From Wikipedia, the free encyclopedia
Jump to: navigation, search
A KOI-18 on display at the National Cryptologic Museum.

The KOI-18 is a hand-held paper tape reader developed by the U.S. National Security Agency as a fill device for loading cryptographic keys, or "crypto variables," into security devices, such as encryption systems. It can read 8-level paper or PET tape, which is manually pulled through the reader slot by the operator. It is battery powered and has no internal storage, so it can load keys of different lengths, including the 128-bit keys used by more modern systems. The KOI-18 can also be used to load keys into other fill devices that do have internal storage, such as the KYK-13 and AN/CYZ-10. The KOI-18 only supports the DS-102 interface.

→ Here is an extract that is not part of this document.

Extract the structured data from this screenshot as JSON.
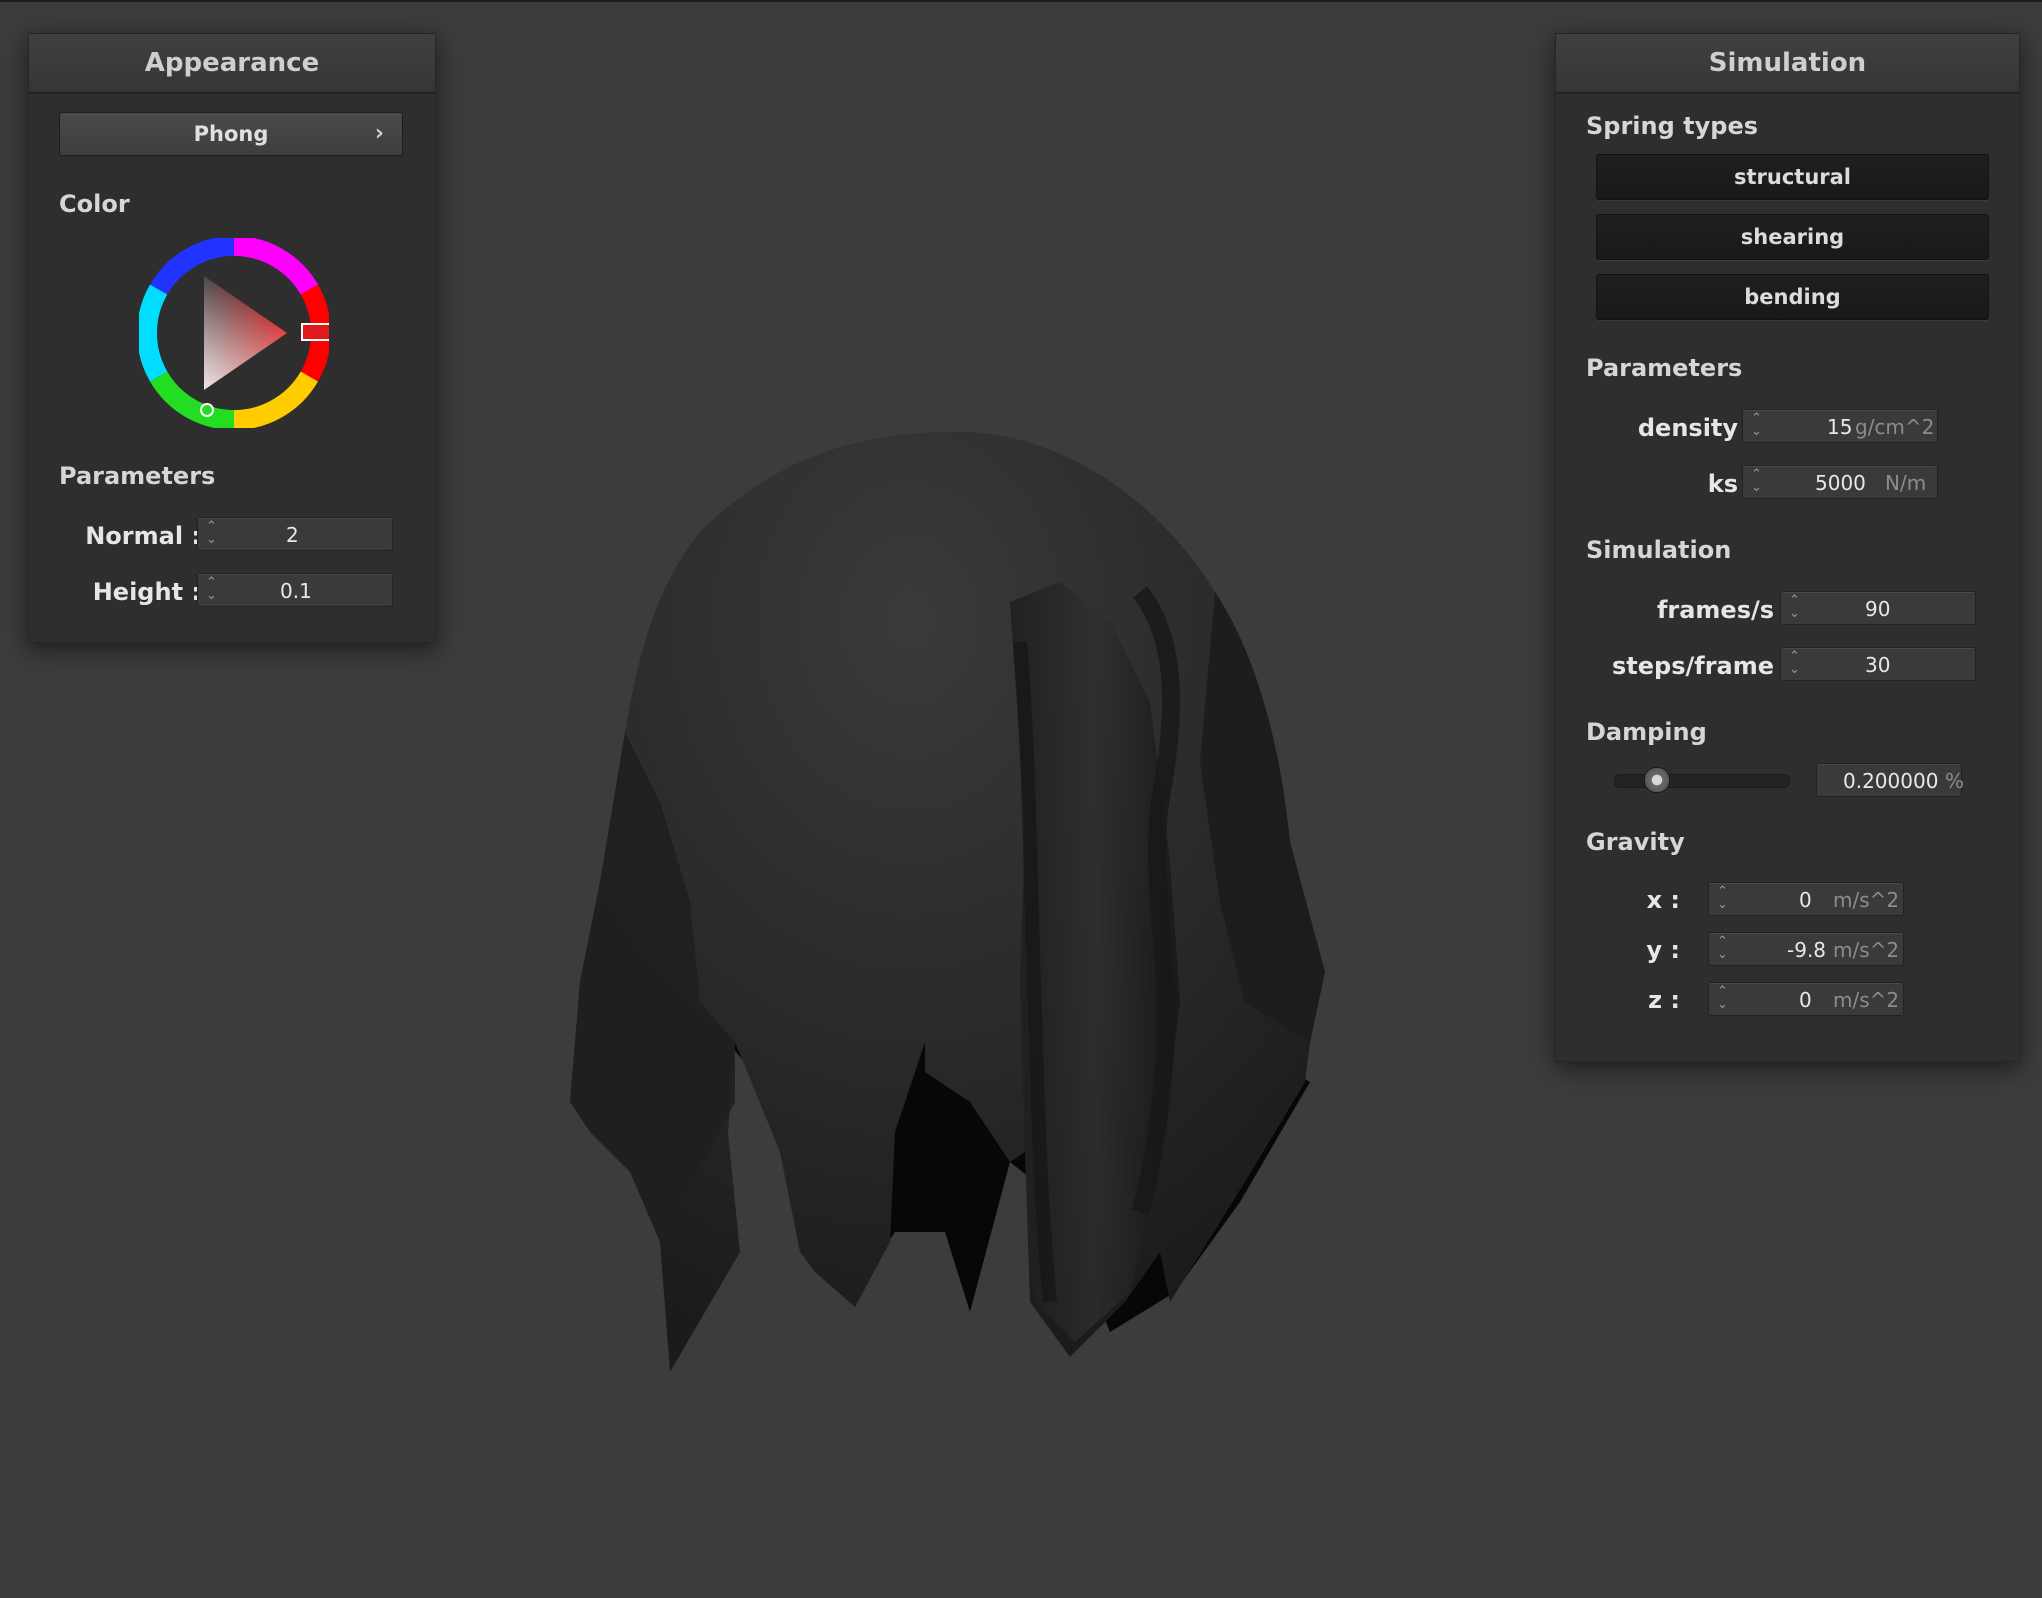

A similar device was developed by Prof. Jean-Daniel Nicoud for the Smaky 4 in 1975.[1][2]


  • US patent 6859537, Houlberg, Christian L.; Borgen, Gary S., "Non-volatile memory for use with an encryption device", issued 2005-02-22 

External links[edit]